Terramics began the conversion process in 1974. In its first act to reinvent The Baldwin Village as condos, it officially renamed the community The Village Green. In the conversion process, Terramics left the architecture, floorplans, and landscaping practically untouched. It did, however, outfit units with new appliances, floorings, and countertop surfaces.
Terramics began converting the apartments into condominiums into phases. Advertisements began rolling in, selling the Village Green as an adults-only condominium, while marketing the park-like setting, and the central commuting location to a sea of potential buyers.
Those ads generated a lot of attention, and by 1977, three years after the start of the conversion process, over half of the condominiums were sold.
Village Green Today
Today, The Village Green remains a vibrant yet tranquil community at the edge of LA’s Baldwin Hills neighborhood. Its open fields, private nooks, and thoughtful landscaping makes it far too easy to fall in love with this community–and even easier to forget you’re standing in South Los Angeles.
Yet, on the outskirts of the property, rising home prices and general cost of living in Los Angeles have notoriously displaced many in the heart of Black Los Angeles. And Baldwin Hills in particular has found itself in a transitional period of gentrification, yet in some odd sense, it’s coming back to its initial 1940s Southwest Los Angeles roots. Either way it goes, the fate of the neighborhood remains contentious.
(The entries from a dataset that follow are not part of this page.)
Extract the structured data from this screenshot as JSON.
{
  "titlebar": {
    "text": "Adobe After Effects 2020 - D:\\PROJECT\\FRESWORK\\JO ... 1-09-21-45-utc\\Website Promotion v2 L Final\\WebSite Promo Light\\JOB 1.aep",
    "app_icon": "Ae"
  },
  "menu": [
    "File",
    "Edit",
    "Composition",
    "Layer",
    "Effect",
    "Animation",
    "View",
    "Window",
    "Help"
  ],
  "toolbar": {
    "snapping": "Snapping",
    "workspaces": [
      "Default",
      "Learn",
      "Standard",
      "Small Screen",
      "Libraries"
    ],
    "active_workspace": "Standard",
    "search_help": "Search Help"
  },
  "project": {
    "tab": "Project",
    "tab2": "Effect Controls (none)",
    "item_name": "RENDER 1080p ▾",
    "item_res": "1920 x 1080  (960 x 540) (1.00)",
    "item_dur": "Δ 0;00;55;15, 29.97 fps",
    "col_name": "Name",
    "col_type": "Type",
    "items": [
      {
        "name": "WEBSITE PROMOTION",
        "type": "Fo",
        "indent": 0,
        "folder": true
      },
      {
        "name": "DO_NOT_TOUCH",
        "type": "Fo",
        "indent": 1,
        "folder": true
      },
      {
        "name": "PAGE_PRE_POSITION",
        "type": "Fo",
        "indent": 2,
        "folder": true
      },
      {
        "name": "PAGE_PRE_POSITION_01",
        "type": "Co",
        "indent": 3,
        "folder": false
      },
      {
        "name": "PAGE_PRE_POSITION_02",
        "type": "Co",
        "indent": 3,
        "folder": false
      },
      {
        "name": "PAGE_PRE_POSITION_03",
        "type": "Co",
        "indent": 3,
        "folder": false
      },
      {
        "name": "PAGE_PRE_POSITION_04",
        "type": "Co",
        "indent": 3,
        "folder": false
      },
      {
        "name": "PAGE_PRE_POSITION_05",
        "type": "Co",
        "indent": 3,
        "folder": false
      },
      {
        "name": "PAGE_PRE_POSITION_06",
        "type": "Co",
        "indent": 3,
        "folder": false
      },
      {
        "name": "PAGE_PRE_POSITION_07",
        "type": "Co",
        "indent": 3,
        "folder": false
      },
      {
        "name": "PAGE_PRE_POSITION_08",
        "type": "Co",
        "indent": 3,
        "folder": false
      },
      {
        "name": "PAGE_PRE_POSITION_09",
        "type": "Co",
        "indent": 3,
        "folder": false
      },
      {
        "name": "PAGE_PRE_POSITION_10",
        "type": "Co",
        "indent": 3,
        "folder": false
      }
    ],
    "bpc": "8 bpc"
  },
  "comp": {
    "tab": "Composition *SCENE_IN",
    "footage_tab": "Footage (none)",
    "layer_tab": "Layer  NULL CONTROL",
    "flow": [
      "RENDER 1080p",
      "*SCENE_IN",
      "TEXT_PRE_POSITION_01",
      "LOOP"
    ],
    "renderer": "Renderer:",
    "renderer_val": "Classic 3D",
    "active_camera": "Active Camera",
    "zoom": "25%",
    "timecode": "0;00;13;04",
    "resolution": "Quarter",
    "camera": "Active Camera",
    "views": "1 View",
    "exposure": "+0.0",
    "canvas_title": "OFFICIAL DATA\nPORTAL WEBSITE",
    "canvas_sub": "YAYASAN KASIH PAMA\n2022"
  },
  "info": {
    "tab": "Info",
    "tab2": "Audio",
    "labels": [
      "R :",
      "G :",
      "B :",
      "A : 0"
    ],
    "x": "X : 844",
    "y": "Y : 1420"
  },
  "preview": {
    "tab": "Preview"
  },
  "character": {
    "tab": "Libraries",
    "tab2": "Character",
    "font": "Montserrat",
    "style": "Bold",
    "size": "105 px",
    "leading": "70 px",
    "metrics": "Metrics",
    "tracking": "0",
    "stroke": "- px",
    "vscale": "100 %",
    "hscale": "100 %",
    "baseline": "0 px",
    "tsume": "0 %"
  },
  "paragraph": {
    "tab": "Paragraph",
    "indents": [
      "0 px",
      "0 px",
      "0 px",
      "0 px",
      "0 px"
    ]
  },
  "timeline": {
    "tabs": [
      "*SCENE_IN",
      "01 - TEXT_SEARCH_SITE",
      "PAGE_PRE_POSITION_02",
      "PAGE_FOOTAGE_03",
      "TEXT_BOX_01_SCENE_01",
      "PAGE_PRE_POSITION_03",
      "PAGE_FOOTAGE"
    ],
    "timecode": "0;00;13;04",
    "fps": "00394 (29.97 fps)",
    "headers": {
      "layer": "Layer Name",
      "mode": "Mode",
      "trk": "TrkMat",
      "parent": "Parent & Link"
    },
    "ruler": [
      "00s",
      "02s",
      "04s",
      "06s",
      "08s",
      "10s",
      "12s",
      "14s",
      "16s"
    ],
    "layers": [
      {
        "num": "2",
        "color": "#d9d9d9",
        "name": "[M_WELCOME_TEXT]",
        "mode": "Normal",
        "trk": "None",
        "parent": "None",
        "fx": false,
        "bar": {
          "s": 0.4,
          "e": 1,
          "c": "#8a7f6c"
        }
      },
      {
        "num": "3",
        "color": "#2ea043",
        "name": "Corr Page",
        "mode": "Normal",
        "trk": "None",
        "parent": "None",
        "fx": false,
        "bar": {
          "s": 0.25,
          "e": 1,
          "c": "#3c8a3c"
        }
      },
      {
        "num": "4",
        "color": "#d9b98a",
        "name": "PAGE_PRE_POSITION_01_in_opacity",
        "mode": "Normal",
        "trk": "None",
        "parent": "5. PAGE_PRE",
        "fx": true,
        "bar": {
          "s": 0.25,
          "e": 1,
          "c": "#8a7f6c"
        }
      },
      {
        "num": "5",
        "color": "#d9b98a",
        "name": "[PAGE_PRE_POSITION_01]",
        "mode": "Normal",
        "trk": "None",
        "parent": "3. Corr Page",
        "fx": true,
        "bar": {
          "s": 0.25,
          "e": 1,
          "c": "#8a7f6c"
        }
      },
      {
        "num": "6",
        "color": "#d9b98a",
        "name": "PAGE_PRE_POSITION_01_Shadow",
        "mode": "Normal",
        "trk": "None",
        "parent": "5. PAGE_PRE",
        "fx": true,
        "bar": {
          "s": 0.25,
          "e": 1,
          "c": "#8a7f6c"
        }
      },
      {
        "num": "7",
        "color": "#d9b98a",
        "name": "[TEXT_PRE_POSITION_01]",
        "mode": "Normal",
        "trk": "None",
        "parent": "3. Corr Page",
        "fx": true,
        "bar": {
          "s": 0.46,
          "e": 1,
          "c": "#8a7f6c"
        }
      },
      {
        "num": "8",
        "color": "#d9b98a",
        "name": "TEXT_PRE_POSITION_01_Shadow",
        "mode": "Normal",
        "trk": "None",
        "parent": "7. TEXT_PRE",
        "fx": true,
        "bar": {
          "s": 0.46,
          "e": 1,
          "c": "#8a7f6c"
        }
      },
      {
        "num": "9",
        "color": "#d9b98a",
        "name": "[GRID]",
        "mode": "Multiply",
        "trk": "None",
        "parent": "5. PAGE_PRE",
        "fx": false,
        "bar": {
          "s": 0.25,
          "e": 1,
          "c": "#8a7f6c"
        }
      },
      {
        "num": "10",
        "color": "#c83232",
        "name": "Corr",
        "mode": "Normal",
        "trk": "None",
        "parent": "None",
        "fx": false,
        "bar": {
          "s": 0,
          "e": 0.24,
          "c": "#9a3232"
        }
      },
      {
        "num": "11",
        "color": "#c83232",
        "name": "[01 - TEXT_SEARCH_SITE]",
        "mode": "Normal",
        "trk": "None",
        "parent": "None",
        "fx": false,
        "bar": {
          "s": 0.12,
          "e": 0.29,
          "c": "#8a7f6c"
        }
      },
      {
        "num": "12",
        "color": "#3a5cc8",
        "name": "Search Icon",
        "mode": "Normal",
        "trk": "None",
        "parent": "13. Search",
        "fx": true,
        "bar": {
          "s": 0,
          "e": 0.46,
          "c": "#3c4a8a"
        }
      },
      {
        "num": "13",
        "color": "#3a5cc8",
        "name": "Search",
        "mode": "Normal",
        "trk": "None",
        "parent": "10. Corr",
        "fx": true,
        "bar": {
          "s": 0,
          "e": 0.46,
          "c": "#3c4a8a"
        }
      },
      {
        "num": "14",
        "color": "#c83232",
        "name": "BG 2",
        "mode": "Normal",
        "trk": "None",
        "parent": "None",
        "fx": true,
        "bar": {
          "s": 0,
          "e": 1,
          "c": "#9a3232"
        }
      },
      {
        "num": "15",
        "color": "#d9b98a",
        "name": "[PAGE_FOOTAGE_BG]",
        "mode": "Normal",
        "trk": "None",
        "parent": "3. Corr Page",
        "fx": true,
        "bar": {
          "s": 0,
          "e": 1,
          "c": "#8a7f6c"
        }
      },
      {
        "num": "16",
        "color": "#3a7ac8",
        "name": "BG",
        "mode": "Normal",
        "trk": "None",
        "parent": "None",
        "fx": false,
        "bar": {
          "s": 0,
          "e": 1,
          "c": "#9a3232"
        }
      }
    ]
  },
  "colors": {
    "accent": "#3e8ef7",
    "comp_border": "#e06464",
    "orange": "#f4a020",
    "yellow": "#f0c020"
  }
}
Village Green has found itself in a pivotal moment of its history. It is no longer an elderly and white enclave, but a community with a growing population of young professionals, new couples, and budding families. This shift in ownership will continue to determine the outlook of Village Green as the larger Baldwin Hills community continues to reconcile its changing colors.
“So how are we going to be a model?” Khoury said. “How are we going to have an integrated racial community, which I think Village Green can be to our sister communities in South Los Angeles, we can be a model that says community can transcend barriers of race and class. Like uncle Shula said, this is the intersection of black and white, rich and poor. That’s how he described it. But are we going to let the real estate business operate on that model of segregation?”
“When you ask most people how they found Village Green, and they had a friend who lived here, and they came here to visit,” Khoury added. “That’s how people find Village Green. So who are we going to invite to visit? That’s who I am going to invite to come visit Village Green. That’s how we’re going to keep our that’s how we’re going to build a diverse community.”
It’s hard to believe this tranquil, architecturally distinguished, planned paradise is tucked neatly away in South LA’s Baldwin Hills neighborhood,just behind Obama Boulevard. While Village Green is in constant flux, its historic status will continue to remain still. The Cultural Heritage Board of the City of Los Angeles recognized Village Green as an Historic-Cultural Landmark in 1977. The Village Green was also added to the National Register of Historic Places in 1993, and designated as a National Historic Landmark in 2001. At the very least, South LA should be proud to hold such a historically-relevant piece of architecture in one of its most prominent neighborhoods.
Knowing how pretty Village Green is, I asked Singleton if she had any words for the viewers if they decided to visit, and she had one thing to say.
“I think you should know this is a private property,” Singleton said. “This is not a park. This is our home. That yard is my front yard. We’re welcoming nice people but this is not a public space. It’s a beautiful place to live. I welcome you wholeheartedly if you want to buy, rent, or move. It’s gorgeous. But let’s just keep it gorgeous when you move here. I hope that you will have the attitude to say I didn’t come to change it. I came to enjoy it.”